This summer I met a pair of brothers, one a year older than me and one a year younger, colloquially known as “Dreamers.”
They came to the United States when they were six and four. They understand Spanish but don’t speak it. They went to every year of Elementary, Middle, and High School here in the United States. They go to church here. They have no criminal records, work out a lot, but also love eating McDonalds, and watch Rick and Morty. Both of them have had full-time jobs since high school and pay more taxes in a year then I have paid in my whole life.
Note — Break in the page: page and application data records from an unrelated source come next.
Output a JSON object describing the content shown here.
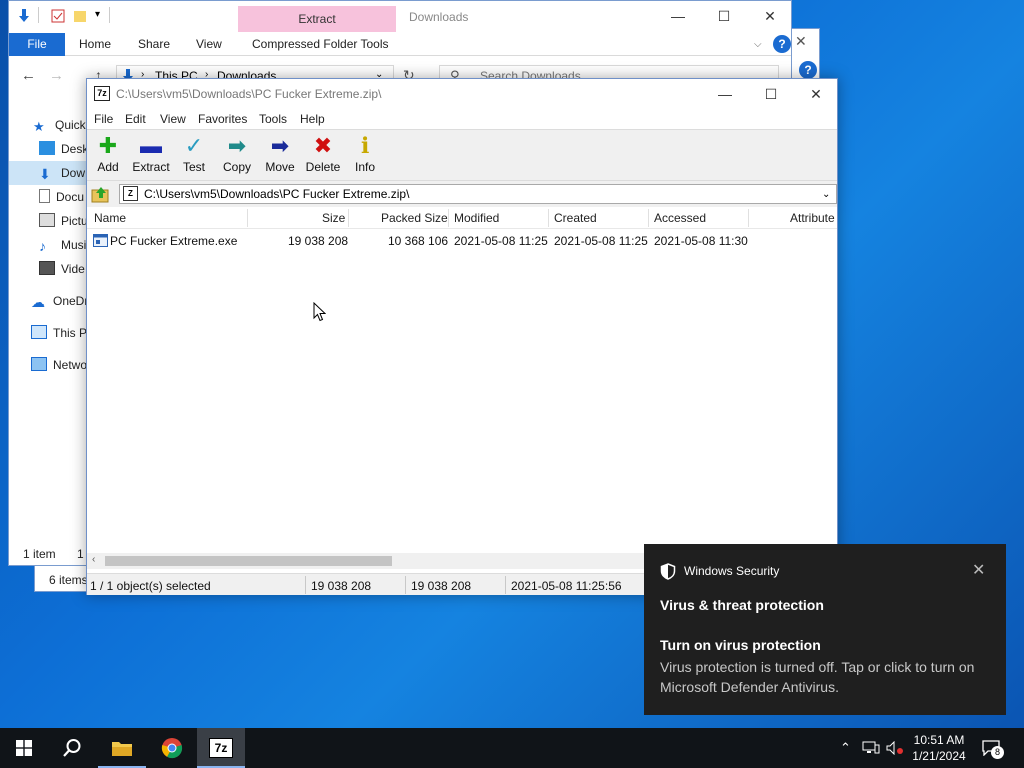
{
  "explorer": {
    "title": "Downloads",
    "context_tab": "Extract",
    "tabs": [
      "File",
      "Home",
      "Share",
      "View",
      "Compressed Folder Tools"
    ],
    "breadcrumb": [
      "This PC",
      "Downloads"
    ],
    "search_placeholder": "Search Downloads",
    "sidebar": [
      "Quick",
      "Desk",
      "Dow",
      "Docu",
      "Pictu",
      "Musi",
      "Vide",
      "OneDr",
      "This P",
      "Netwo"
    ],
    "status_front": "1 item",
    "status_front2": "1",
    "status_back": "6 items"
  },
  "zip": {
    "title": "C:\\Users\\vm5\\Downloads\\PC Fucker Extreme.zip\\",
    "menu": [
      "File",
      "Edit",
      "View",
      "Favorites",
      "Tools",
      "Help"
    ],
    "tools": [
      {
        "label": "Add",
        "icon": "plus-icon",
        "color": "#1aa81a"
      },
      {
        "label": "Extract",
        "icon": "minus-icon",
        "color": "#1a2bb0"
      },
      {
        "label": "Test",
        "icon": "check-icon",
        "color": "#2a9cc0"
      },
      {
        "label": "Copy",
        "icon": "copy-arrow-icon",
        "color": "#1f8a8a"
      },
      {
        "label": "Move",
        "icon": "move-arrow-icon",
        "color": "#1a2b9a"
      },
      {
        "label": "Delete",
        "icon": "x-icon",
        "color": "#d01010"
      },
      {
        "label": "Info",
        "icon": "info-icon",
        "color": "#c7a800"
      }
    ],
    "path": "C:\\Users\\vm5\\Downloads\\PC Fucker Extreme.zip\\",
    "columns": [
      "Name",
      "Size",
      "Packed Size",
      "Modified",
      "Created",
      "Accessed",
      "Attribute"
    ],
    "rows": [
      {
        "name": "PC Fucker Extreme.exe",
        "size": "19 038 208",
        "packed": "10 368 106",
        "modified": "2021-05-08 11:25",
        "created": "2021-05-08 11:25",
        "accessed": "2021-05-08 11:30"
      }
    ],
    "status": {
      "selected": "1 / 1 object(s) selected",
      "size": "19 038 208",
      "packed": "19 038 208",
      "date": "2021-05-08 11:25:56"
    }
  },
  "toast": {
    "app": "Windows Security",
    "heading": "Virus & threat protection",
    "subheading": "Turn on virus protection",
    "body": "Virus protection is turned off. Tap or click to turn on Microsoft Defender Antivirus."
  },
  "taskbar": {
    "time": "10:51 AM",
    "date": "1/21/2024",
    "notifications": "8"
  }
}
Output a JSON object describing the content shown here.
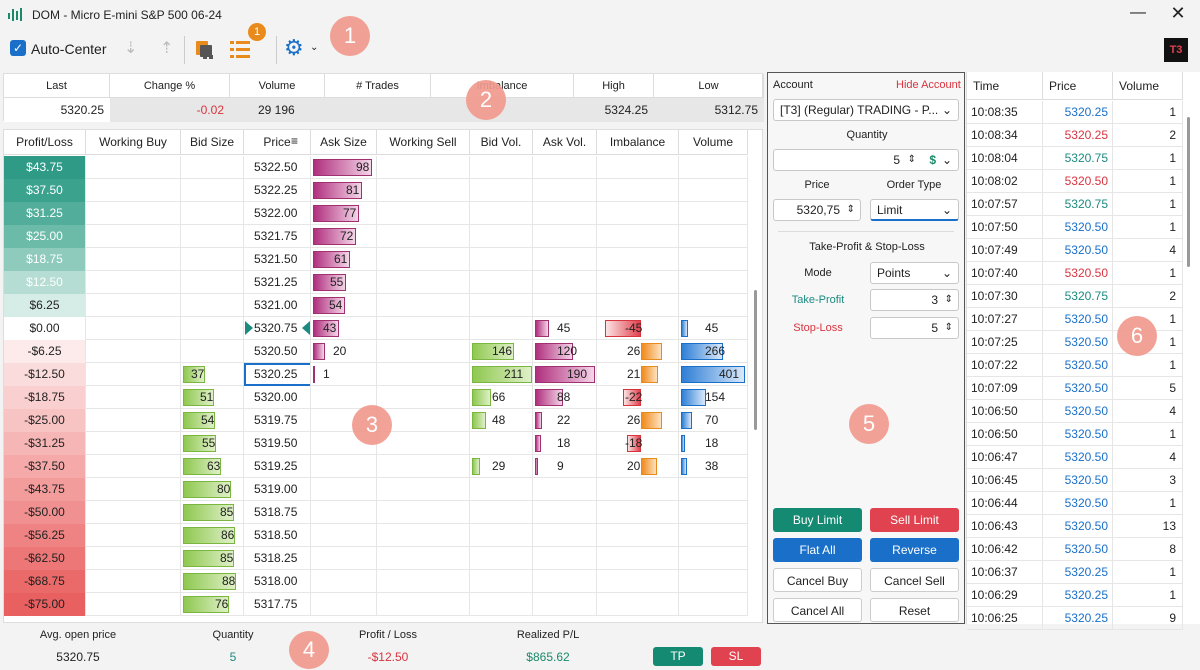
{
  "window": {
    "title": "DOM - Micro E-mini S&P 500 06-24"
  },
  "toolbar": {
    "auto_center_label": "Auto-Center",
    "badge_count": "1",
    "callouts": [
      "1",
      "2",
      "3",
      "4",
      "5",
      "6"
    ]
  },
  "stats": {
    "headers": [
      "Last",
      "Change %",
      "Volume",
      "# Trades",
      "Imbalance",
      "High",
      "Low"
    ],
    "values": [
      "5320.25",
      "-0.02",
      "29 196",
      "",
      "",
      "5324.25",
      "5312.75"
    ]
  },
  "dom": {
    "headers": [
      "Profit/Loss",
      "Working Buy",
      "Bid Size",
      "Price",
      "Ask Size",
      "Working Sell",
      "Bid Vol.",
      "Ask Vol.",
      "Imbalance",
      "Volume"
    ],
    "rows": [
      {
        "pl": "$43.75",
        "bid": "",
        "price": "5322.50",
        "ask": "98",
        "bidvol": "",
        "askvol": "",
        "imb": "",
        "vol": ""
      },
      {
        "pl": "$37.50",
        "bid": "",
        "price": "5322.25",
        "ask": "81",
        "bidvol": "",
        "askvol": "",
        "imb": "",
        "vol": ""
      },
      {
        "pl": "$31.25",
        "bid": "",
        "price": "5322.00",
        "ask": "77",
        "bidvol": "",
        "askvol": "",
        "imb": "",
        "vol": ""
      },
      {
        "pl": "$25.00",
        "bid": "",
        "price": "5321.75",
        "ask": "72",
        "bidvol": "",
        "askvol": "",
        "imb": "",
        "vol": ""
      },
      {
        "pl": "$18.75",
        "bid": "",
        "price": "5321.50",
        "ask": "61",
        "bidvol": "",
        "askvol": "",
        "imb": "",
        "vol": ""
      },
      {
        "pl": "$12.50",
        "bid": "",
        "price": "5321.25",
        "ask": "55",
        "bidvol": "",
        "askvol": "",
        "imb": "",
        "vol": ""
      },
      {
        "pl": "$6.25",
        "bid": "",
        "price": "5321.00",
        "ask": "54",
        "bidvol": "",
        "askvol": "",
        "imb": "",
        "vol": ""
      },
      {
        "pl": "$0.00",
        "bid": "",
        "price": "5320.75",
        "ask": "43",
        "bidvol": "",
        "askvol": "45",
        "imb": "-45",
        "vol": "45"
      },
      {
        "pl": "-$6.25",
        "bid": "",
        "price": "5320.50",
        "ask": "20",
        "bidvol": "146",
        "askvol": "120",
        "imb": "26",
        "vol": "266"
      },
      {
        "pl": "-$12.50",
        "bid": "37",
        "price": "5320.25",
        "ask": "1",
        "bidvol": "211",
        "askvol": "190",
        "imb": "21",
        "vol": "401"
      },
      {
        "pl": "-$18.75",
        "bid": "51",
        "price": "5320.00",
        "ask": "",
        "bidvol": "66",
        "askvol": "88",
        "imb": "-22",
        "vol": "154"
      },
      {
        "pl": "-$25.00",
        "bid": "54",
        "price": "5319.75",
        "ask": "",
        "bidvol": "48",
        "askvol": "22",
        "imb": "26",
        "vol": "70"
      },
      {
        "pl": "-$31.25",
        "bid": "55",
        "price": "5319.50",
        "ask": "",
        "bidvol": "",
        "askvol": "18",
        "imb": "-18",
        "vol": "18"
      },
      {
        "pl": "-$37.50",
        "bid": "63",
        "price": "5319.25",
        "ask": "",
        "bidvol": "29",
        "askvol": "9",
        "imb": "20",
        "vol": "38"
      },
      {
        "pl": "-$43.75",
        "bid": "80",
        "price": "5319.00",
        "ask": "",
        "bidvol": "",
        "askvol": "",
        "imb": "",
        "vol": ""
      },
      {
        "pl": "-$50.00",
        "bid": "85",
        "price": "5318.75",
        "ask": "",
        "bidvol": "",
        "askvol": "",
        "imb": "",
        "vol": ""
      },
      {
        "pl": "-$56.25",
        "bid": "86",
        "price": "5318.50",
        "ask": "",
        "bidvol": "",
        "askvol": "",
        "imb": "",
        "vol": ""
      },
      {
        "pl": "-$62.50",
        "bid": "85",
        "price": "5318.25",
        "ask": "",
        "bidvol": "",
        "askvol": "",
        "imb": "",
        "vol": ""
      },
      {
        "pl": "-$68.75",
        "bid": "88",
        "price": "5318.00",
        "ask": "",
        "bidvol": "",
        "askvol": "",
        "imb": "",
        "vol": ""
      },
      {
        "pl": "-$75.00",
        "bid": "76",
        "price": "5317.75",
        "ask": "",
        "bidvol": "",
        "askvol": "",
        "imb": "",
        "vol": ""
      }
    ]
  },
  "position": {
    "labels": [
      "Avg. open price",
      "Quantity",
      "Profit / Loss",
      "Realized P/L"
    ],
    "values": [
      "5320.75",
      "5",
      "-$12.50",
      "$865.62"
    ],
    "tp_label": "TP",
    "sl_label": "SL"
  },
  "order": {
    "account_label": "Account",
    "hide_account": "Hide Account",
    "account_value": "[T3] (Regular) TRADING - P...",
    "quantity_label": "Quantity",
    "quantity_value": "5",
    "price_label": "Price",
    "price_value": "5320,75",
    "order_type_label": "Order Type",
    "order_type_value": "Limit",
    "tpsl_title": "Take-Profit & Stop-Loss",
    "mode_label": "Mode",
    "mode_value": "Points",
    "tp_label": "Take-Profit",
    "tp_value": "3",
    "sl_label": "Stop-Loss",
    "sl_value": "5",
    "buttons": {
      "buy_limit": "Buy Limit",
      "sell_limit": "Sell Limit",
      "flat_all": "Flat All",
      "reverse": "Reverse",
      "cancel_buy": "Cancel Buy",
      "cancel_sell": "Cancel Sell",
      "cancel_all": "Cancel All",
      "reset": "Reset"
    }
  },
  "time_sales": {
    "headers": [
      "Time",
      "Price",
      "Volume"
    ],
    "rows": [
      {
        "t": "10:08:35",
        "p": "5320.25",
        "v": "1",
        "c": "blue"
      },
      {
        "t": "10:08:34",
        "p": "5320.25",
        "v": "2",
        "c": "red"
      },
      {
        "t": "10:08:04",
        "p": "5320.75",
        "v": "1",
        "c": "teal"
      },
      {
        "t": "10:08:02",
        "p": "5320.50",
        "v": "1",
        "c": "red"
      },
      {
        "t": "10:07:57",
        "p": "5320.75",
        "v": "1",
        "c": "teal"
      },
      {
        "t": "10:07:50",
        "p": "5320.50",
        "v": "1",
        "c": "blue"
      },
      {
        "t": "10:07:49",
        "p": "5320.50",
        "v": "4",
        "c": "blue"
      },
      {
        "t": "10:07:40",
        "p": "5320.50",
        "v": "1",
        "c": "red"
      },
      {
        "t": "10:07:30",
        "p": "5320.75",
        "v": "2",
        "c": "teal"
      },
      {
        "t": "10:07:27",
        "p": "5320.50",
        "v": "1",
        "c": "blue"
      },
      {
        "t": "10:07:25",
        "p": "5320.50",
        "v": "1",
        "c": "blue"
      },
      {
        "t": "10:07:22",
        "p": "5320.50",
        "v": "1",
        "c": "blue"
      },
      {
        "t": "10:07:09",
        "p": "5320.50",
        "v": "5",
        "c": "blue"
      },
      {
        "t": "10:06:50",
        "p": "5320.50",
        "v": "4",
        "c": "blue"
      },
      {
        "t": "10:06:50",
        "p": "5320.50",
        "v": "1",
        "c": "blue"
      },
      {
        "t": "10:06:47",
        "p": "5320.50",
        "v": "4",
        "c": "blue"
      },
      {
        "t": "10:06:45",
        "p": "5320.50",
        "v": "3",
        "c": "blue"
      },
      {
        "t": "10:06:44",
        "p": "5320.50",
        "v": "1",
        "c": "blue"
      },
      {
        "t": "10:06:43",
        "p": "5320.50",
        "v": "13",
        "c": "blue"
      },
      {
        "t": "10:06:42",
        "p": "5320.50",
        "v": "8",
        "c": "blue"
      },
      {
        "t": "10:06:37",
        "p": "5320.25",
        "v": "1",
        "c": "blue"
      },
      {
        "t": "10:06:29",
        "p": "5320.25",
        "v": "1",
        "c": "blue"
      },
      {
        "t": "10:06:25",
        "p": "5320.25",
        "v": "9",
        "c": "blue"
      }
    ]
  },
  "colors": {
    "buy": "#158a72",
    "sell": "#e0424f",
    "blue": "#1a6fc9",
    "red": "#d8343f",
    "teal": "#1b8a80",
    "neg": "#d8343f",
    "pos": "#1b8a6a"
  }
}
Now they are being told they are probably going to be sent “home” to a country they barely remember.
I was pretty disappointed when President Trump announced he was canceling DACA, Deferred Action for Childhood Arrivals, the program that gives my two friends a dream. A dream that someday their actions will matter more than where they were born. A dream that when politicians go out looking for points to score they won’t be the ones in the firing line. A dream that they can someday live without fear in the only home they have ever known.
Since its inception, the United States has been struggling to answer a question that we don’t ever like to say out loud, because it’s so damn racist: who is really a United States citizen? The answer a lot of people still give — through their votes and actions, if not explicit words — is wealthy straight white males.
And don’t get me wrong: I am a wealthy straight white male. But I remember, every day, that it is wealthy straight white males who broke the world with slavery, racism, and genocide, and who are still, to a large extent, holding the world hostage in a variety of ways. If anyone is at fault for the state of the world, it’s white people.
And that is why, when I have the chance to support something as obviously good for the human race and my country as DACA, it’s a no-brainer. This, I feel, is a classic case of right versus wrong.
However, it’s also a classic case of right vs. convenient. Everyone wants to do the right thing until something more convenient comes along. DACA is convenient to oppose. It’s convenient to pretend to not have white privilege, to pretend we didn’t commit genocide against native people, to pretend we aren’t supporting Trump’s rhetoric and still vote for people who support and enable him. Convenient to call people “illegals” and ignore their humanity and obvious ties to our country. Convenient to find someone else to blame.
Friends: look beyond convenience. Look for what is right. Look beyond your checkbook, your gut reaction, your first thoughts, your aging constitution, your daily habits, your assumptions, and your traditions. Look for the faces and stories of the people you don’t understand. But, most importantly of all, when you discover you’ve done wrong — and I have, many times — admit it, ask for- giveness, and listen.
Everyone is capable of evil and capable of good. No one is perfect. But we should all aspire to the highest ideals of America — self-determination, diversity, and the pursuit of happiness — not to the convenient race based imperialism that has plagued our country since its birth.
Listen. Pray. Protest. Vote. Act. Admit mistakes. And we will make a better world.